under any reasonable reading of the complaint, the plaintiff
may be entitled to relief.” United States v.
Pennsylvania, 110 F.Supp.3d 544, 548 (M.D. Pa. 2015)
(quoting Fleisher v. Standard Ins. Co., 679 F.3d
116, 120 (3d Cir. 2012)); see also Fed. R. Civ. P.
raise the following arguments in support of dismissal of
Plaintiff's complaint: (1) discrimination based upon
alleged acts that occurred prior to October 13, 2017 are
time-barred; (2) Plaintiff failed to exhaust his
administrative remedies with respect to his post-employment
retaliation claims; (3) Plaintiff does not plead a cognizable
First Amendment retaliation claim; (4) Plaintiff cannot
maintain a Section 1981 claim against Defendants; and (5)
Plaintiff's Pennsylvania tort claims are barred by
sovereign immunity or, alternatively, improperly pled. The
court will address each argument in turn.
Exhaustion of administrative remedies
Defendants argue that Plaintiff failed to exhaust his
administrative remedies because his post-employment
retaliation claims are not within the scope of the August 9,
2018 EEOC charge. (Doc. 8, pp. 13-15 of 34.) Plaintiff rebuts
this by purportedly quoting from Stezzi v. Citizens Bank
of Pennsylvania, No. 10-4333, 2013 WL 1234178 (E.D. Pa.
Mar. 27, 2013.)
to filing a complaint, a plaintiff alleging discrimination
must exhaust his or her administrative remedies by filing a
charge with the EEOC. Williams v. E. Orange Cmty. Charter
Sch., 396 Fed.Appx. 895, 897 (3d Cir. 2010) (citations
omitted). The lawsuit is “limited to claims that are
within the scope of the initial administrative charge.”
Id. (citing Antol v. Perry, 82 F.3d 1291,
1296 (3d Cir. 1996)). EEOC charges are provided a
“fairly liberal construction, ” and “the
failure to check a particular box on an EEOC charge . . . is
not necessarily indicative of a failure to exhaust the
mandatory administrative remedies.” Lowenstein v.
Catholic Health E., 820 F.Supp.2d 639, 644 (E.D. Pa.

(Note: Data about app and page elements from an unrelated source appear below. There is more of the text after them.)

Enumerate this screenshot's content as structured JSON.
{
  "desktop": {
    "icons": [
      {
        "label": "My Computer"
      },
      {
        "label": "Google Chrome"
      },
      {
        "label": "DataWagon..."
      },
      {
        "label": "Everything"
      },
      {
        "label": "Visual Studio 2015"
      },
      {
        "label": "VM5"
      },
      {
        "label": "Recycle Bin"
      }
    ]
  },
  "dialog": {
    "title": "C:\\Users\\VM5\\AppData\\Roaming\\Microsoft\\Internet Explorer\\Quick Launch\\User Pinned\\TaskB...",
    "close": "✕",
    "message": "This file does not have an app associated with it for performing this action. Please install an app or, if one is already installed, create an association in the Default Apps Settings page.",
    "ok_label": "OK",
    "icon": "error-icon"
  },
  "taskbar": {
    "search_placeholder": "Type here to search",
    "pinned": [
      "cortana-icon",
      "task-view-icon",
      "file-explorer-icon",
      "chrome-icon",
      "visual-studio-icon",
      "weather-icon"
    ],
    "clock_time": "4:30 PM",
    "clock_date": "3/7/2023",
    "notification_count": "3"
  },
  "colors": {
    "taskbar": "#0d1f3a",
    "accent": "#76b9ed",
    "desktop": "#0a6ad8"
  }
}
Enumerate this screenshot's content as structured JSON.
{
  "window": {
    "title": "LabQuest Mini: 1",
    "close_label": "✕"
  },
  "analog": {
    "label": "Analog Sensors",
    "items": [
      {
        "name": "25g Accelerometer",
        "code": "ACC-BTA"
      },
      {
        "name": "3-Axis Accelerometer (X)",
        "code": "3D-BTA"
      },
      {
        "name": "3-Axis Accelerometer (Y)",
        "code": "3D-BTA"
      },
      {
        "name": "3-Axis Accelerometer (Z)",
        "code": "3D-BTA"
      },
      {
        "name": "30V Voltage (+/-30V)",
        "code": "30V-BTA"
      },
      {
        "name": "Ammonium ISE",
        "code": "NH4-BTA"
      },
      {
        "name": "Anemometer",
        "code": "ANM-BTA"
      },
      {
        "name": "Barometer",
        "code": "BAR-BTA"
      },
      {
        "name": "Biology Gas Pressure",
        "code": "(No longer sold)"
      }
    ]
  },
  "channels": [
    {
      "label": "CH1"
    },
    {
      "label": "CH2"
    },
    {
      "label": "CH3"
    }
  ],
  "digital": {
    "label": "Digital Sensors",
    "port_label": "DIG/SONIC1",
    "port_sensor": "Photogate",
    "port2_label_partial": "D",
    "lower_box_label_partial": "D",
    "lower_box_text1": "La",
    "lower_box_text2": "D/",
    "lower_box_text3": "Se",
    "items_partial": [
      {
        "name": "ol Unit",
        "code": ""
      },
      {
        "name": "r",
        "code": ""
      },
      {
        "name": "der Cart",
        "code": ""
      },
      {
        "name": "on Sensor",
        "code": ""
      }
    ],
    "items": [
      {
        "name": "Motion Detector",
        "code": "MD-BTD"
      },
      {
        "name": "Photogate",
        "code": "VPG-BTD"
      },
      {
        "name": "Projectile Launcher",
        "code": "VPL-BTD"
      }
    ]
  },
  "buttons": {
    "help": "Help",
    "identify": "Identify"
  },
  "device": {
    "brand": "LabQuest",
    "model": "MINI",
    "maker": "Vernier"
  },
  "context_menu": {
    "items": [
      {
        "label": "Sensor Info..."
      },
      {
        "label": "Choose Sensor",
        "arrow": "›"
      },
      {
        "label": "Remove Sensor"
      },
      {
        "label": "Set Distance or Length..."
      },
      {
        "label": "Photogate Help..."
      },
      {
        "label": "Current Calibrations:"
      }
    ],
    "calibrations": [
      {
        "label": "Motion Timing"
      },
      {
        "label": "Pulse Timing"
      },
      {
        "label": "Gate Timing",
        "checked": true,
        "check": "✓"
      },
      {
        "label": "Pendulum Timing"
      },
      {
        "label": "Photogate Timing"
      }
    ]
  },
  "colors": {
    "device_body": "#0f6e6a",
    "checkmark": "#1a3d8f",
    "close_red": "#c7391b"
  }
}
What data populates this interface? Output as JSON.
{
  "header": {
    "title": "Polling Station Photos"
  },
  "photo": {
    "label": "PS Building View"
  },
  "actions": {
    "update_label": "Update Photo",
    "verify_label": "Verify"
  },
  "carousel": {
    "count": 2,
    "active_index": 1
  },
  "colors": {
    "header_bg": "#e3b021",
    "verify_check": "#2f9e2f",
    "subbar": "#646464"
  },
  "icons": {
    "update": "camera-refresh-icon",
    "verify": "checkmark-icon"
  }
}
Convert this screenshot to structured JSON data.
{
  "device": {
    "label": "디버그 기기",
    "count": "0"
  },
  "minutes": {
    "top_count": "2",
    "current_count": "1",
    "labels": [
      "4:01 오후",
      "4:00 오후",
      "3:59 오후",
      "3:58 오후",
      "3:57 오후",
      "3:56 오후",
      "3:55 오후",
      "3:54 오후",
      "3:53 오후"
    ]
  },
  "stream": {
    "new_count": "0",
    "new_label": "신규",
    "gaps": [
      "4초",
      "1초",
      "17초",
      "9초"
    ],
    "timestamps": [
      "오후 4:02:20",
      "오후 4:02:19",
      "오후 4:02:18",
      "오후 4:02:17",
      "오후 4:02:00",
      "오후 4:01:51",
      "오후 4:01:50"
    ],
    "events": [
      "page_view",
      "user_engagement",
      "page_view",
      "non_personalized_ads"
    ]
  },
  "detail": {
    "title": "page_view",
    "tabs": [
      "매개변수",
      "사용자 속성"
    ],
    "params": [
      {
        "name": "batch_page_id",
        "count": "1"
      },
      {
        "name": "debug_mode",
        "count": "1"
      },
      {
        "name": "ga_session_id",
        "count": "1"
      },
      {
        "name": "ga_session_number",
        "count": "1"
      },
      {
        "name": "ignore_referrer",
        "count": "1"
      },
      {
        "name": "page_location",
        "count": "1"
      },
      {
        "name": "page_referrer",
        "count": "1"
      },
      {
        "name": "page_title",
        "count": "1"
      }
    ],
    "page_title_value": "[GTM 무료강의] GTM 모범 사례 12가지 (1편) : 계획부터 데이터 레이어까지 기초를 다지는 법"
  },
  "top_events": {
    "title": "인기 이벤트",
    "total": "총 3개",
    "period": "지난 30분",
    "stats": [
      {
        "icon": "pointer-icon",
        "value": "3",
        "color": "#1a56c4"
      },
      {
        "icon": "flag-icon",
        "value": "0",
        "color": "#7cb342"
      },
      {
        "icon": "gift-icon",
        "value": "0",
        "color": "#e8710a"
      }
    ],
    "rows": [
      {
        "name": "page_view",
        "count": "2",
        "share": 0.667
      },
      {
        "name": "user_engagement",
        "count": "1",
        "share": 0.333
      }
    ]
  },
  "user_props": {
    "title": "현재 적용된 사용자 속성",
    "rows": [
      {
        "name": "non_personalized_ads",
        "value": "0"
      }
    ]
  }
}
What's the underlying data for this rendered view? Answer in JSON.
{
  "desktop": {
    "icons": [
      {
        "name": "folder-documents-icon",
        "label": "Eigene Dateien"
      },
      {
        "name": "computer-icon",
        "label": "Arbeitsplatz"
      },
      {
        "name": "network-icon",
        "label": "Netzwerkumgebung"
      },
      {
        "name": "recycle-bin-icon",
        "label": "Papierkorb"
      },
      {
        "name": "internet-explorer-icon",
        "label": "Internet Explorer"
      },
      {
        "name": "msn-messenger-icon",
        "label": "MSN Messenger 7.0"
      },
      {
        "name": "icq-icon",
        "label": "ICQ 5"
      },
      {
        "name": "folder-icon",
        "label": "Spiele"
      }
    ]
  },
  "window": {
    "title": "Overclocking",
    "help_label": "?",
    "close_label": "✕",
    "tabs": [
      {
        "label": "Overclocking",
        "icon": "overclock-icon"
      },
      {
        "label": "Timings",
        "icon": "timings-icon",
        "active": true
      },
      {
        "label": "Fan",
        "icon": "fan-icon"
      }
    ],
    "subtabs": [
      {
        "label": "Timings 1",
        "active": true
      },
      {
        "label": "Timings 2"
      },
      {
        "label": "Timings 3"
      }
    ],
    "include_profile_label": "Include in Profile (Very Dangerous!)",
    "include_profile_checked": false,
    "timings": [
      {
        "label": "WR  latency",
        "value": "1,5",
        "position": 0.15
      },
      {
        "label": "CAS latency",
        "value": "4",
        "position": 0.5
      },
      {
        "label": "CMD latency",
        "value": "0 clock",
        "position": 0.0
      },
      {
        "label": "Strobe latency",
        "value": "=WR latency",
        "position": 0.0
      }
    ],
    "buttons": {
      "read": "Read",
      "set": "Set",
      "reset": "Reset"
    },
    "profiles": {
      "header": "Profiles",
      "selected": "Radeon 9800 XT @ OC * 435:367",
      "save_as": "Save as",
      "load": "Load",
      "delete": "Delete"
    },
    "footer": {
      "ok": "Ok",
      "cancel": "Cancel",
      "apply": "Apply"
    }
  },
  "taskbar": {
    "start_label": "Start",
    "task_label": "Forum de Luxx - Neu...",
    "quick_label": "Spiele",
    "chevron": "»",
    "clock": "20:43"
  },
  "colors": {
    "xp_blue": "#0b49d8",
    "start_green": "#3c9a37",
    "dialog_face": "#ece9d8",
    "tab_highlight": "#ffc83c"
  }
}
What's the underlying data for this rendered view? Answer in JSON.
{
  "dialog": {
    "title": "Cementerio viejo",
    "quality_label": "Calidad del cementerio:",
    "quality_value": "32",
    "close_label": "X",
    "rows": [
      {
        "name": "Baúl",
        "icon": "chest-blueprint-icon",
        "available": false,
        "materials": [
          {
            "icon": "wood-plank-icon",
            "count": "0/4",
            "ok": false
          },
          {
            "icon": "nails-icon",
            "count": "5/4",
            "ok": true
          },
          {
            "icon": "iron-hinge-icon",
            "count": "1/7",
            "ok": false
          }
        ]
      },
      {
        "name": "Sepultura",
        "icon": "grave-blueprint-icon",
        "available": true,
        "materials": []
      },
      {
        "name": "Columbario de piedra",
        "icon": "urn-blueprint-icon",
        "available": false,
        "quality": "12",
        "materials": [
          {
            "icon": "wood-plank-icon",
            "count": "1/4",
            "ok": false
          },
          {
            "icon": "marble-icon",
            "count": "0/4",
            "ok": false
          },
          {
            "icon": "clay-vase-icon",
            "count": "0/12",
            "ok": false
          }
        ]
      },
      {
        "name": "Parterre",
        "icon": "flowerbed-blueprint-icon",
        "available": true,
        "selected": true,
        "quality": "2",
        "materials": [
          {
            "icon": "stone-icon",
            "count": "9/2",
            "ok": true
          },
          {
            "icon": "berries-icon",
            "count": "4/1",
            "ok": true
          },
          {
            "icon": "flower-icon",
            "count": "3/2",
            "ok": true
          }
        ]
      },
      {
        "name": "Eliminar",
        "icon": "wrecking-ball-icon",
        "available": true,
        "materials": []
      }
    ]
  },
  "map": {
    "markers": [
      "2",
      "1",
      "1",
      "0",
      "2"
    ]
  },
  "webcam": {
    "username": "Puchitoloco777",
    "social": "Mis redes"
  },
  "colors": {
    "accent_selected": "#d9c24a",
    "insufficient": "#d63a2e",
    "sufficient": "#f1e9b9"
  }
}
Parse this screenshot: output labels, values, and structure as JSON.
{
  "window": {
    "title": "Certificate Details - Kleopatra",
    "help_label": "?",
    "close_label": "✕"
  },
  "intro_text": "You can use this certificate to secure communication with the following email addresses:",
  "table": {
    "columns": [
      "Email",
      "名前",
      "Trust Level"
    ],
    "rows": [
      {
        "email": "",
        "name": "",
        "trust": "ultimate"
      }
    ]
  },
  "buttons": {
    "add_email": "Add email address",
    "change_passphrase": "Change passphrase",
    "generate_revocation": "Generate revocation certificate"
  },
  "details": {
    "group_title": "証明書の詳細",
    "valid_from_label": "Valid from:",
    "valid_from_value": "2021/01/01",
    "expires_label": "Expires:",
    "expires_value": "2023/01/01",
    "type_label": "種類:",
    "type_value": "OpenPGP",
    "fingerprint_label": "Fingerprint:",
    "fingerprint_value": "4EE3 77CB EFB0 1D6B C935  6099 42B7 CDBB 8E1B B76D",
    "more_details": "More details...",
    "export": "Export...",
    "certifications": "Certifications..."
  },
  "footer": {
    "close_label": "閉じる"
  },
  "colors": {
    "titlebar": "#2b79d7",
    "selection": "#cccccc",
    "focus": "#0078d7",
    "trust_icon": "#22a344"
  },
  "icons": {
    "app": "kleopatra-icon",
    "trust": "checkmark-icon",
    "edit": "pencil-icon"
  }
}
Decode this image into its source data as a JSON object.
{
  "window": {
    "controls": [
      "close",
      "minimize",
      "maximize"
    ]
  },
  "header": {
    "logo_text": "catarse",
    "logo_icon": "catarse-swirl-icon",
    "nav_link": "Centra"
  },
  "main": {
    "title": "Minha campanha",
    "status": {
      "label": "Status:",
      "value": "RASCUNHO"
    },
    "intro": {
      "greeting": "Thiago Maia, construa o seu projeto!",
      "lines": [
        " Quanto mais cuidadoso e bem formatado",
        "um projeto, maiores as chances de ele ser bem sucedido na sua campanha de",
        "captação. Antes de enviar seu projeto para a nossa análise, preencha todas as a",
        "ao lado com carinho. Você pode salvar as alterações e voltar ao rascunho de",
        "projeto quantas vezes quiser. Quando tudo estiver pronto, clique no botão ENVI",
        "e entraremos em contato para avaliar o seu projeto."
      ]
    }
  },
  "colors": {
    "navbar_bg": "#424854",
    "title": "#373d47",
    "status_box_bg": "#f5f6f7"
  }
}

2011) (quoting Schouten v. CSXTransp.,
Inc., 58 F.Supp.2d 614, 616 (E.D. Pa. 1999)).
“[T]he purpose of the filing requirement is to enable
the EEOC to ...